Joe Biden, who struggled to survive 2020’s Democratic primary, made an extraordinary pledge before South Carolina’s heavily African American state elections began: He would first appoint a Black woman to the Supreme Court.
With his poll numbers at an all-time low and his party in panic about the midterm elections coming up, Biden reached out to the Democratic Party’s most loyal voters again and reiterated his promise to replace Justice Stephen Breyer, who was retiring, with a Black woman to fill the Supreme Court seat.
This striking promise is a reflection on Black women’s crucial role in the Democratic Party, and the increasing influence of Black women in society. It is also an acknowledgement that Black women have been marginalized from American politics for centuries. The time has come for a correction of the court composed entirely of white men for nearly two centuries. Biden stated Thursday that this change was “long overdue.”
According to AP VoteCast (a national survey of the electorate), 93% of black women voted for Biden during the 2020 presidential election.
Nadia Brown, a Georgetown University professor, stated that it is Black women’s reliability and loyalty as Democratic voters that make it so crucial for the party’s priorities to be addressed and to keep them in the fold. “Democrats are aware that Black women will turn out for them, so they have nothing to lose if this isn’t done.”
Black women voted for Biden more often than Hillary Clinton in 2016 and were crucial in Biden’s victories in states like Georgia and Michigan. They accounted for 12% of Biden’s voters. Their support was even greater in heavily African American states such as Georgia, where they accounted for 35%. Biden won that state by just over 12,000 votes and earned the support of 95% Black women.
Biden owes a lot to Black voters and women in particular from the primaries. Biden’s campaign was in peril before South Carolina’s February 2020 primary. He secured the endorsement from Rep. James Clyburn who is the kingmaker in the state’s Democratic political circle. Clyburn pledged to choose a Black woman to the Supreme Court.
Clyburn, recalling Biden’s three consecutive losses in early voting states Iowa, New Hampshire, and Nevada on Thursday, said that “his campaign was struggling”. “This was quite frankly do-or-die for him. I urged him publicly to support a woman of African descent on the Supreme Court.”
By choosing Kamala Harris to be his vice president, Biden made an important statement about the value of Black women in his coalition. It is a historic move to put a Black woman on that court. In 1980, Republican Ronald Reagan pledged to make the Supreme Court the first ever female-run court. He also nominated Justice Sandra Day O’Connor as his presidential candidate.
Glynda Carr, president and CEO of Higher Heights For America PAC which promotes Black women in politics, stated that Biden’s promise also addresses issues Black women care about. Carr said that Black women are well aware of the importance of the court in their daily lives, citing major cases on abortion rights.
This decision is not just for Black women, but also for all voters who care about ensuring that the government accurately reflects the population, stated Tom Bonier, a Democratic data analyst. He said that it should be a rallying call for Democrats of all races.

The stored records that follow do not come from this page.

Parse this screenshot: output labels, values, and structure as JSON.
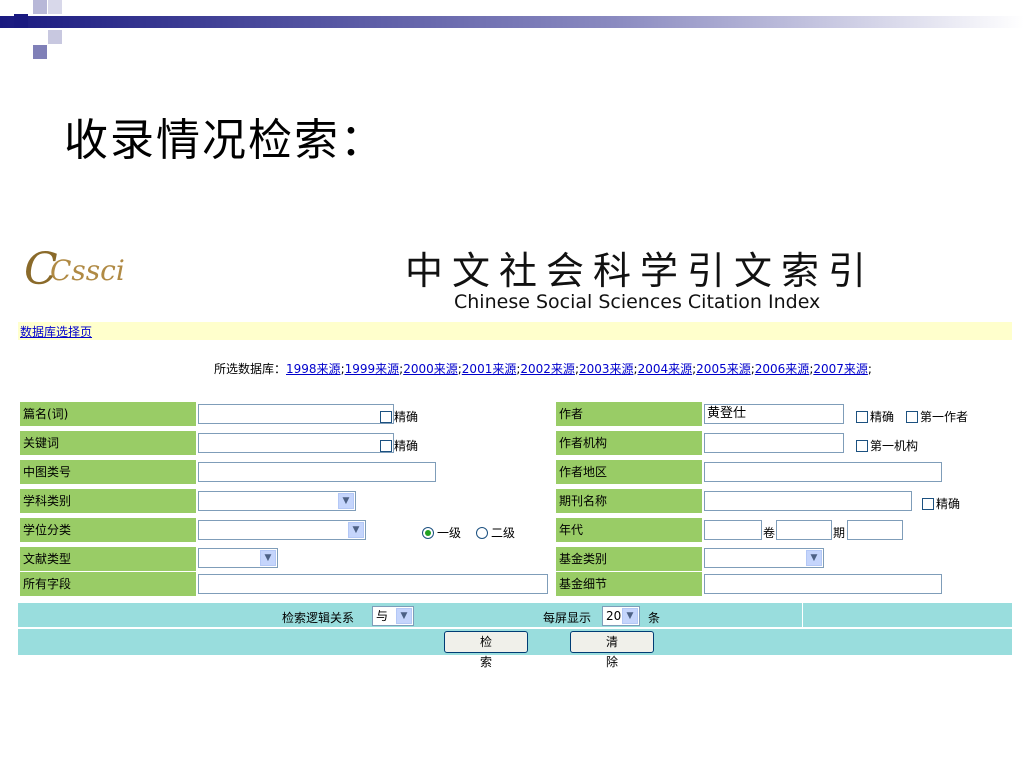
{
  "slide_title": "收录情况检索：",
  "logo_text": "Cssci",
  "header": {
    "chinese_title": "中文社会科学引文索引",
    "english_title": "Chinese Social Sciences Citation Index"
  },
  "nav_link": "数据库选择页",
  "db_prefix": "所选数据库：",
  "db_sources": [
    "1998来源",
    "1999来源",
    "2000来源",
    "2001来源",
    "2002来源",
    "2003来源",
    "2004来源",
    "2005来源",
    "2006来源",
    "2007来源"
  ],
  "left_fields": {
    "title_words": "篇名(词)",
    "keywords": "关键词",
    "clc_number": "中图类号",
    "subject_category": "学科类别",
    "degree_category": "学位分类",
    "doc_type": "文献类型",
    "all_fields": "所有字段"
  },
  "right_fields": {
    "author": "作者",
    "author_org": "作者机构",
    "author_region": "作者地区",
    "journal_name": "期刊名称",
    "year": "年代",
    "fund_category": "基金类别",
    "fund_detail": "基金细节"
  },
  "author_value": "黄登仕",
  "checkbox_exact": "精确",
  "checkbox_first_author": "第一作者",
  "checkbox_first_org": "第一机构",
  "radio_level1": "一级",
  "radio_level2": "二级",
  "volume_label": "卷",
  "issue_label": "期",
  "logic_label": "检索逻辑关系",
  "logic_value": "与",
  "per_page_label": "每屏显示",
  "per_page_value": "20",
  "per_page_unit": "条",
  "search_button": "检 索",
  "clear_button": "清 除"
}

Bonier stated that Biden is currently suffering from lower approval ratings. Part of his challenge is reassembling his coalition, and reminding the voters who sent him to Washington why they matter.
Biden’s initial discussions regarding a successor for Breyer have centered on the U.S. According to sources familiar with the matter, Circuit Judge Ketanji brown Jackson, U.S. district Judge J. Michelle Childs, and California Supreme Court Justice Leondra Kruger discussed Biden’s early discussions about a successor to Breyer.
Clyburn is fond of Childs. Clyburn’s favorite child is Childs, who said Thursday that she has “everything” necessary to do great justice.
Experts say that the strong roster of Black women who have been appointed to the Supreme Court is a testimony to their professional growth over the past decade. Over the past 20 years, Black women have become more likely to get college degrees than women of other races. The court seat, while they still fall behind in important categories like pay, is an additional milestone.
Brown stated, “We couldn’t have imagined the sheer amount of overqualified women a couple decades ago.”
Adrianne Shropshire, BlackPAC’s political organization, stated that the nomination of a Black women is important for Black men. This is partly because Justice Clarence Thomas (the only African American sitting on the Supreme Court), is a conservative Republican who often makes decisions that are against the wishes of the predominantly Democratic Black community.
Although Black men may not be as Democratic as Black women are, 87% voted in Biden’s 2020 election according to AP VoteCast.
Shropshire cautioned that a Supreme Court nomination is just one step to ensuring Black voters are motivated for 2022 and beyond.
Shropshire stated, “For Black people in the country the thing that looms biggest is, their daily lives are changed.” It will be more than just an appointment for the president and vice president.
Shropshire said that it was not helpful to people to say “Well, the only thing we have is a nomination on Supreme Court.”